** Opening Supplied material block **
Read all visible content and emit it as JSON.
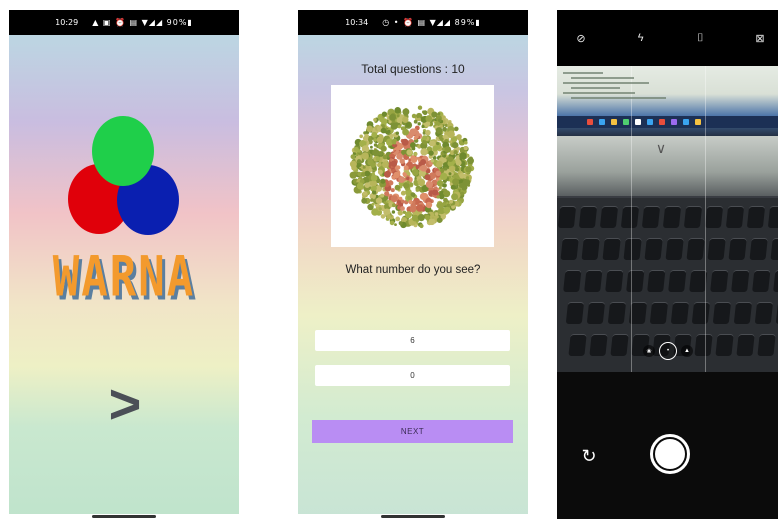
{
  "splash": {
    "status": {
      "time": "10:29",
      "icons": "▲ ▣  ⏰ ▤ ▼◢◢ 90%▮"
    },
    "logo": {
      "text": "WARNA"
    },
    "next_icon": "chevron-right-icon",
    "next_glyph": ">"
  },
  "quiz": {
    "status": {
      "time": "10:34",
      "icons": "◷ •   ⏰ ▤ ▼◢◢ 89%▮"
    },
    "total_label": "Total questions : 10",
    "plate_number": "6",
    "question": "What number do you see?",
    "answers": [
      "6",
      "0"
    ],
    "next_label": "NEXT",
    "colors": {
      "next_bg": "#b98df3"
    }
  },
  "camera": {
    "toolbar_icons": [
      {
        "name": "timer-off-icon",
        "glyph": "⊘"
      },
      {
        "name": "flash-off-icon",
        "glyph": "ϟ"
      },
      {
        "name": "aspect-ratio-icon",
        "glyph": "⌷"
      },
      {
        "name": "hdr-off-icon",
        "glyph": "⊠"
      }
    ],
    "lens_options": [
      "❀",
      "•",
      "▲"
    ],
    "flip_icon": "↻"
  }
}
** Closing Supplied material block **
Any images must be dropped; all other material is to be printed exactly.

Read all visible content and emit it as JSON.
{
  "splash": {
    "status": {
      "time": "10:29",
      "icons": "▲ ▣  ⏰ ▤ ▼◢◢ 90%▮"
    },
    "logo": {
      "text": "WARNA"
    },
    "next_icon": "chevron-right-icon",
    "next_glyph": ">"
  },
  "quiz": {
    "status": {
      "time": "10:34",
      "icons": "◷ •   ⏰ ▤ ▼◢◢ 89%▮"
    },
    "total_label": "Total questions : 10",
    "plate_number": "6",
    "question": "What number do you see?",
    "answers": [
      "6",
      "0"
    ],
    "next_label": "NEXT",
    "colors": {
      "next_bg": "#b98df3"
    }
  },
  "camera": {
    "toolbar_icons": [
      {
        "name": "timer-off-icon",
        "glyph": "⊘"
      },
      {
        "name": "flash-off-icon",
        "glyph": "ϟ"
      },
      {
        "name": "aspect-ratio-icon",
        "glyph": "⌷"
      },
      {
        "name": "hdr-off-icon",
        "glyph": "⊠"
      }
    ],
    "lens_options": [
      "❀",
      "•",
      "▲"
    ],
    "flip_icon": "↻"
  }
}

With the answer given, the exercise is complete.